An oil-based "bath," or support system has been developed by researchers to facilitate precise 3D printing of silicon materials in different shapes. They showed the capability of this technique by using it to produce a functional fluid pump and model tracheal implants, among other items related to biomedicine.
The emergence of 3D printing at the beginning of the 1980s led to expectations that the technique would turn out to be the tool of choice for manufacturing medical components from biocompatible materials like silicone. However, up to now, this possibility has not been fully realized, at least for silicone-based materials, due partially to uncertainties between silicone inks and the microgel systems that support 3D printing processes. These microgels are engineered to trap the printed material, and under the precise conditions, to become sufficiently fluid for printing of a desired item to happen. This can be applied for aqueous soft materials, though printing of silicone materials has had limited success; a versatile, oil-based microgel material that could be tweaked to imitate aqueous microgels has been necessary.
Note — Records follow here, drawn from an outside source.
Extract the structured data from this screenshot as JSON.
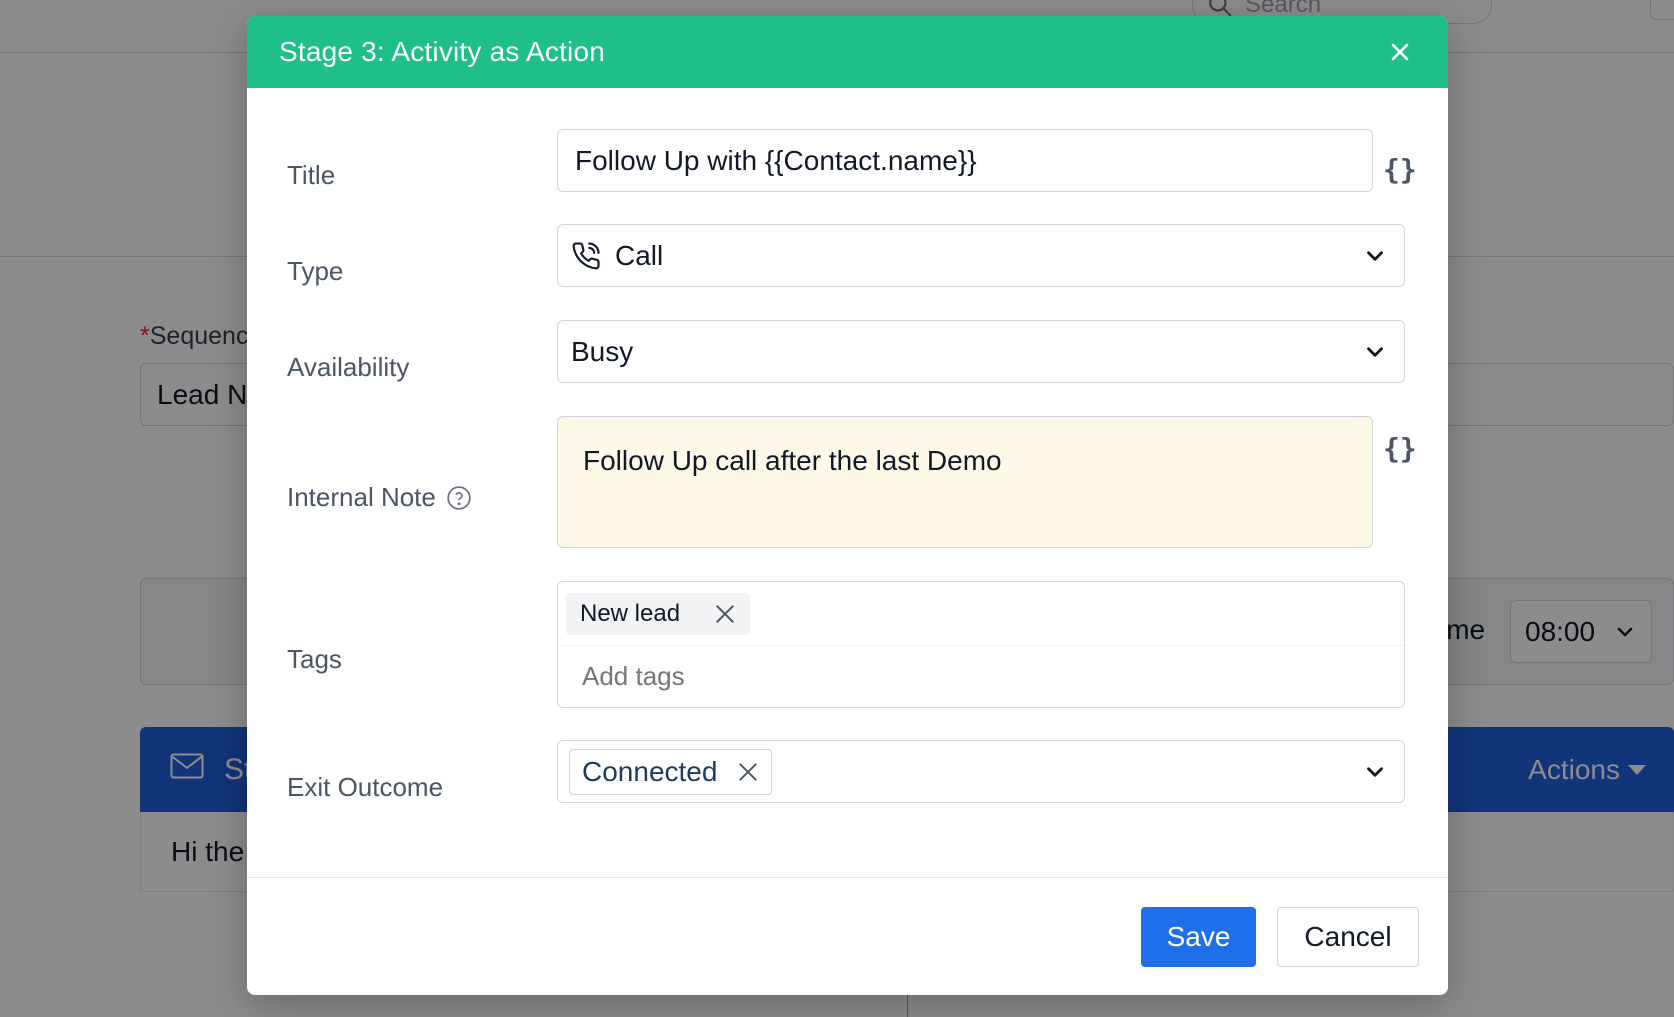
{
  "background": {
    "search_placeholder": "Search",
    "sequence_label": "Sequenc",
    "sequence_required_mark": "*",
    "sequence_value": "Lead N",
    "time_label": "ime",
    "time_value": "08:00",
    "step_title_fragment": "St",
    "actions_label": "Actions",
    "body_preview": "Hi the"
  },
  "modal": {
    "title": "Stage 3: Activity as Action",
    "fields": {
      "title": {
        "label": "Title",
        "value": "Follow Up with {{Contact.name}}",
        "var_icon": "{}"
      },
      "type": {
        "label": "Type",
        "value": "Call",
        "icon": "phone-call-icon"
      },
      "availability": {
        "label": "Availability",
        "value": "Busy"
      },
      "internal_note": {
        "label": "Internal Note",
        "value": "Follow Up call after the last Demo",
        "var_icon": "{}"
      },
      "tags": {
        "label": "Tags",
        "chips": [
          "New lead"
        ],
        "placeholder": "Add tags"
      },
      "exit_outcome": {
        "label": "Exit Outcome",
        "chips": [
          "Connected"
        ]
      }
    },
    "buttons": {
      "save": "Save",
      "cancel": "Cancel"
    }
  },
  "colors": {
    "header": "#1fbf88",
    "primary_button": "#1f6feb",
    "note_background": "#fef8e7",
    "background_bar": "#1f5fe0"
  }
}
Here, Christopher S. O'Bryan reports such a microgel, one that removes uncertainties between printed materials and their microgel support. Their substance has triblock and diblock copolymers, a blend that the authors discovered allows for the polymers inside the microgel to enlarge but not lock together.